This moving story, told through the eyes of a six-year-old girl named Hushpuppy, took home the festival’s big Grand Jury Prize and is receiving overwhelming critical acclaim. Inspired by the locals who chose to stay in New Orleans after Hurricane Katrina had devastated their homes and communities, it features two non-actors: Dwight Henry, a real-life owner of a bakery, and Quvenzhane` Wallis. You don’t know her name now (and probably can’t pronounce it), but this little girl was chosen out of 3,500 candidates and her performance is already being hailed as one of the greatest ever by a child actor. New York Magazine called the film an “Ode to Bayou life” that features incredible cinematography, amazing performances and elements of magical realism. It can’t be too long until Mr. Oscar starts calling.
Written and Directed by Leslye Headland
Starring: Kirsten Dunst, Lizzy Caplan, Isla Fisher, Rebel Wilson
Does anything with this film seem a little familiar? Of course, it’s odd timing that a film entitled Bachelorette would premiere only a year after the outta-the-park home-run mega hit that was Bridesmaids; there will inevitably be non-stop comparisons between the two films. And yes, they feature similar premises: in Bachelorette, a gang of thirty-something high school friends throw a bachelorette party for the first among them to be engaged, and wacky hijinks ensue. However, many critics say that Bachelorette is a far less lighthearted film; hardly a comedy at all. While it’s funny and definitely crazy, there are a lot more drugs, booze, and less jokey subject matter. While it has gotten mixed reviews, Kirsten Dunst has received praise for her acting, and in my opinion, you just can’t go wrong with anything starring the charming and beautiful Lizzy Caplan. I don’t think that I’ll run to the theatre to see this, but the cast definitely piques my interest.
4. Simon Killer
Written and Directed by Antonio Campos
Starring: Brady Corbet and Mati Diop
Antonio Campos made a huge splash with Afterschool in 2008, and Simon Killer is poised to follow in its footsteps, despite some less than stellar reviews. Brady Corbet was most recently that awkward guy who boned Kirsten Dunst on her wedding night in Melancholia, but despite his mere twenty-three years, he has already established himself in the indie world with several supporting roles, including in Funny Games and Martha Marcy May Marlene. In Simon Killer, Corbet plays a recent college grad in Paris who falls in love with a prostitute and undergoes an allegedly quite violent, psychological transformation. There is also a lot of nudity, a lot of sex, and no, not everyone thought this film was worth seeing. I, however, am curious about it. I happen to really like Corbet (particularly in Funny Games) and would like to judge his performance– and the film– for myself.

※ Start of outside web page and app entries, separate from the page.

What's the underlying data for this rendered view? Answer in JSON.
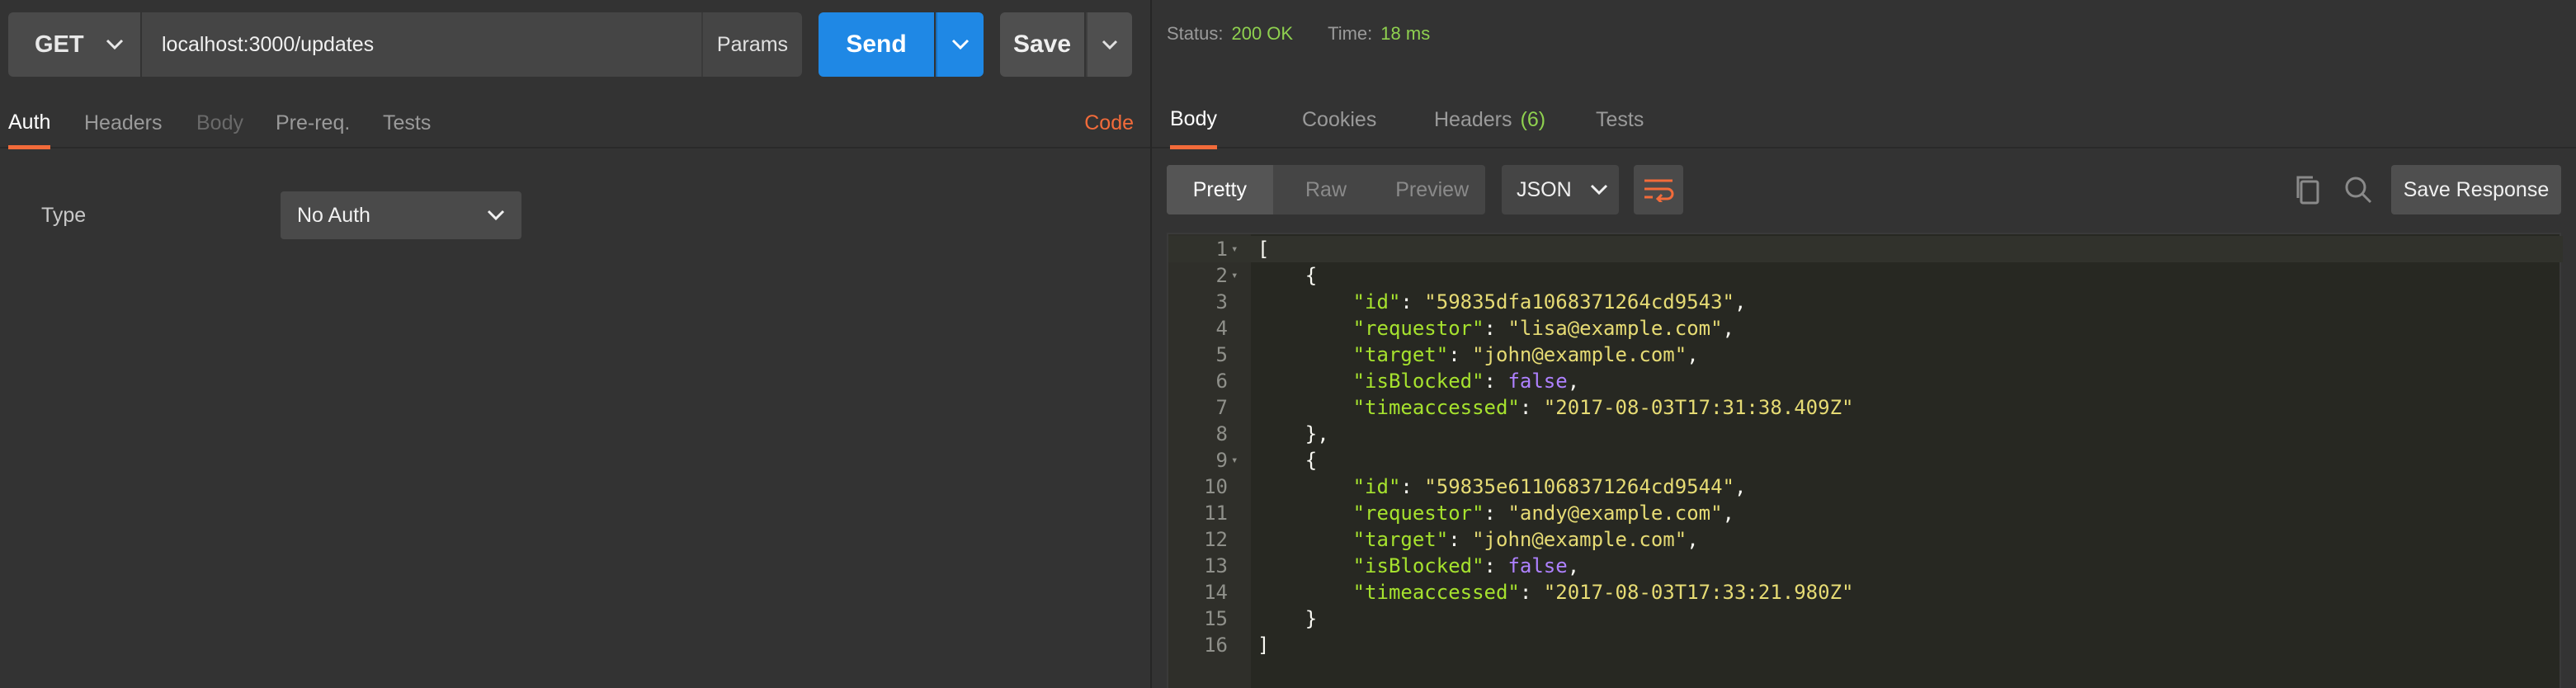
{
  "request": {
    "method": "GET",
    "url": "localhost:3000/updates",
    "params_label": "Params",
    "send_label": "Send",
    "save_label": "Save",
    "tabs": [
      {
        "label": "Auth",
        "state": "active"
      },
      {
        "label": "Headers",
        "state": "normal"
      },
      {
        "label": "Body",
        "state": "disabled"
      },
      {
        "label": "Pre-req.",
        "state": "normal"
      },
      {
        "label": "Tests",
        "state": "normal"
      }
    ],
    "code_link": "Code",
    "auth": {
      "type_label": "Type",
      "type_value": "No Auth"
    }
  },
  "response": {
    "status_label": "Status:",
    "status_value": "200 OK",
    "time_label": "Time:",
    "time_value": "18 ms",
    "tabs": [
      {
        "label": "Body",
        "state": "active"
      },
      {
        "label": "Cookies",
        "state": "normal"
      },
      {
        "label": "Headers",
        "state": "normal",
        "badge": "(6)"
      },
      {
        "label": "Tests",
        "state": "normal"
      }
    ],
    "view_modes": [
      "Pretty",
      "Raw",
      "Preview"
    ],
    "active_view": "Pretty",
    "format": "JSON",
    "save_response_label": "Save Response",
    "body_lines": [
      [
        [
          "p",
          "["
        ]
      ],
      [
        [
          "p",
          "    {"
        ]
      ],
      [
        [
          "p",
          "        "
        ],
        [
          "k",
          "\"id\""
        ],
        [
          "p",
          ": "
        ],
        [
          "s",
          "\"59835dfa1068371264cd9543\""
        ],
        [
          "p",
          ","
        ]
      ],
      [
        [
          "p",
          "        "
        ],
        [
          "k",
          "\"requestor\""
        ],
        [
          "p",
          ": "
        ],
        [
          "s",
          "\"lisa@example.com\""
        ],
        [
          "p",
          ","
        ]
      ],
      [
        [
          "p",
          "        "
        ],
        [
          "k",
          "\"target\""
        ],
        [
          "p",
          ": "
        ],
        [
          "s",
          "\"john@example.com\""
        ],
        [
          "p",
          ","
        ]
      ],
      [
        [
          "p",
          "        "
        ],
        [
          "k",
          "\"isBlocked\""
        ],
        [
          "p",
          ": "
        ],
        [
          "b",
          "false"
        ],
        [
          "p",
          ","
        ]
      ],
      [
        [
          "p",
          "        "
        ],
        [
          "k",
          "\"timeaccessed\""
        ],
        [
          "p",
          ": "
        ],
        [
          "s",
          "\"2017-08-03T17:31:38.409Z\""
        ]
      ],
      [
        [
          "p",
          "    },"
        ]
      ],
      [
        [
          "p",
          "    {"
        ]
      ],
      [
        [
          "p",
          "        "
        ],
        [
          "k",
          "\"id\""
        ],
        [
          "p",
          ": "
        ],
        [
          "s",
          "\"59835e611068371264cd9544\""
        ],
        [
          "p",
          ","
        ]
      ],
      [
        [
          "p",
          "        "
        ],
        [
          "k",
          "\"requestor\""
        ],
        [
          "p",
          ": "
        ],
        [
          "s",
          "\"andy@example.com\""
        ],
        [
          "p",
          ","
        ]
      ],
      [
        [
          "p",
          "        "
        ],
        [
          "k",
          "\"target\""
        ],
        [
          "p",
          ": "
        ],
        [
          "s",
          "\"john@example.com\""
        ],
        [
          "p",
          ","
        ]
      ],
      [
        [
          "p",
          "        "
        ],
        [
          "k",
          "\"isBlocked\""
        ],
        [
          "p",
          ": "
        ],
        [
          "b",
          "false"
        ],
        [
          "p",
          ","
        ]
      ],
      [
        [
          "p",
          "        "
        ],
        [
          "k",
          "\"timeaccessed\""
        ],
        [
          "p",
          ": "
        ],
        [
          "s",
          "\"2017-08-03T17:33:21.980Z\""
        ]
      ],
      [
        [
          "p",
          "    }"
        ]
      ],
      [
        [
          "p",
          "]"
        ]
      ]
    ],
    "foldable_lines": [
      1,
      2,
      9
    ]
  },
  "colors": {
    "accent": "#f26b3a",
    "send": "#1f88e5",
    "status_ok": "#8fd14f"
  }
}
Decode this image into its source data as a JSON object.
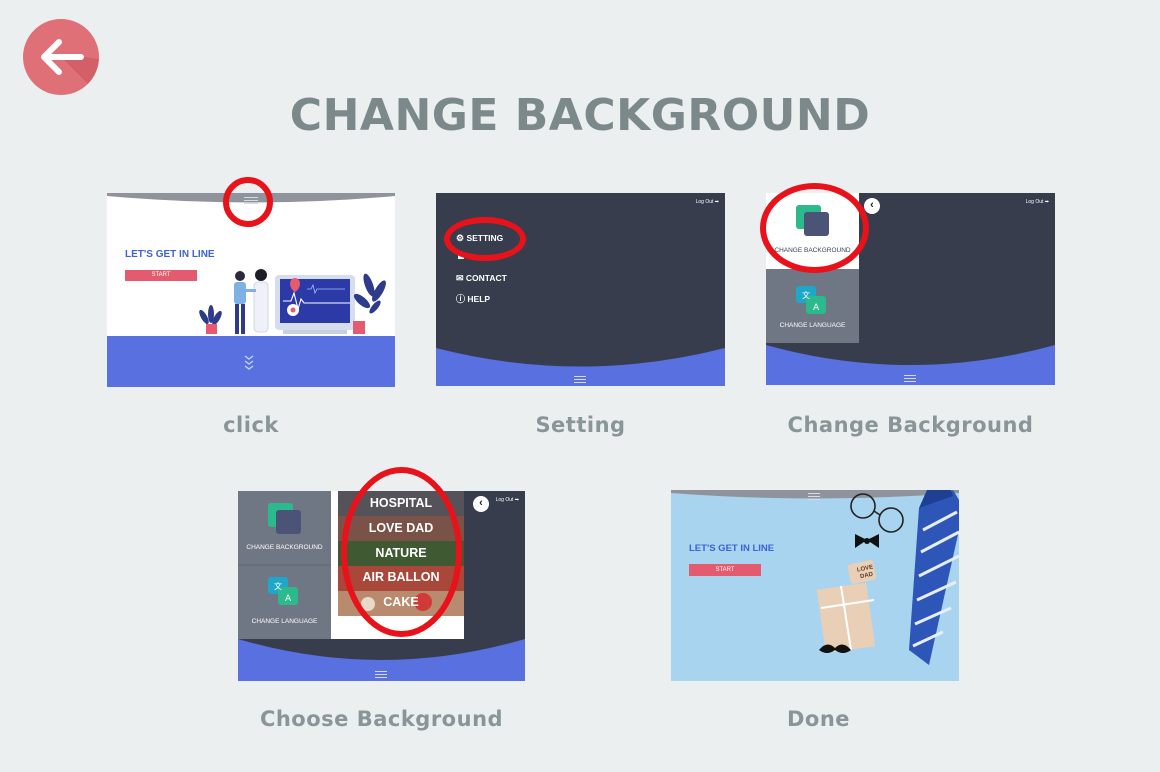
{
  "page": {
    "title": "CHANGE BACKGROUND",
    "accent": "#e07078",
    "title_color": "#7c898b"
  },
  "back_button": {
    "icon": "arrow-left-icon"
  },
  "steps": [
    {
      "caption": "click",
      "screen": {
        "heading": "LET'S GET IN LINE",
        "start": "START",
        "icon": "menu-icon"
      }
    },
    {
      "caption": "Setting",
      "screen": {
        "logout": "Log Out",
        "menu": [
          "SETTING",
          "CONTACT",
          "HELP"
        ]
      }
    },
    {
      "caption": "Change Background",
      "screen": {
        "logout": "Log Out",
        "tiles": [
          "CHANGE BACKGROUND",
          "CHANGE LANGUAGE"
        ]
      }
    },
    {
      "caption": "Choose Background",
      "screen": {
        "logout": "Log Out",
        "tiles": [
          "CHANGE BACKGROUND",
          "CHANGE LANGUAGE"
        ],
        "backgrounds": [
          "HOSPITAL",
          "LOVE DAD",
          "NATURE",
          "AIR BALLON",
          "CAKE"
        ]
      }
    },
    {
      "caption": "Done",
      "screen": {
        "heading": "LET'S GET IN LINE",
        "start": "START",
        "tag": "LOVE DAD"
      }
    }
  ]
}
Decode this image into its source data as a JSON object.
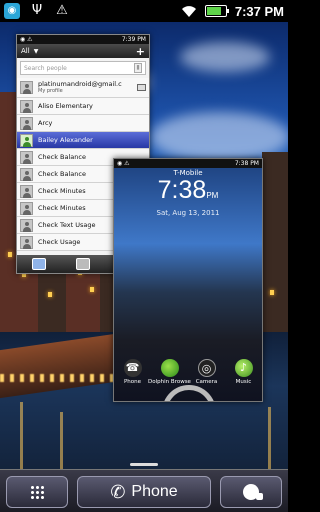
{
  "status_bar": {
    "time": "7:37 PM",
    "icons": [
      "app-notification-icon",
      "usb-icon",
      "warning-icon",
      "wifi-icon",
      "battery-charging-icon"
    ]
  },
  "recent_apps": {
    "people": {
      "mini_time": "7:39 PM",
      "header_title": "All",
      "search_placeholder": "Search people",
      "profile": {
        "name": "platinumandroid@gmail.c",
        "sub": "My profile"
      },
      "contacts": [
        {
          "name": "Aliso Elementary",
          "selected": false
        },
        {
          "name": "Arcy",
          "selected": false
        },
        {
          "name": "Bailey Alexander",
          "selected": true
        },
        {
          "name": "Check Balance",
          "selected": false
        },
        {
          "name": "Check Balance",
          "selected": false
        },
        {
          "name": "Check Minutes",
          "selected": false
        },
        {
          "name": "Check Minutes",
          "selected": false
        },
        {
          "name": "Check Text Usage",
          "selected": false
        },
        {
          "name": "Check Usage",
          "selected": false
        }
      ]
    },
    "lockscreen": {
      "mini_time": "7:38 PM",
      "carrier": "T-Mobile",
      "time": "7:38",
      "ampm": "PM",
      "date": "Sat, Aug 13, 2011",
      "apps": [
        {
          "label": "Phone",
          "icon": "phone-icon"
        },
        {
          "label": "Dolphin Browse",
          "icon": "dolphin-icon"
        },
        {
          "label": "Camera",
          "icon": "camera-icon"
        },
        {
          "label": "Music",
          "icon": "music-icon"
        }
      ]
    }
  },
  "dock": {
    "phone_label": "Phone"
  }
}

5. Safety Not Guaranteed
Written by Derek Connolly
Directed by Colin Trevorrow
Starring: Aubrey Plaza, Kristen Bell, Jake Johnson, Mark Duplass
Aubrey Plaza is known for her deadpan-style comedic skills, but she expands her horizons in Safety Not Guaranteed, a part sci-fi, part rom-com film which has really exploded as one of the biggest hits of the festival. Mark Duplass plays a man who puts out an ad seeking a companion for time travel, and Plaza’s skeptical magazine intern, Darius, seeks him out, unexpectedly falling for him. I’m also excited to see Jake Johnson on the big screen, because he is so great to watch opposite Zooey Deschanel on “New Girl.” Safety sounds both hilarious and heartfelt, and you just can’t get deterred when a film makes such waves at the festival. It’s a winning combo.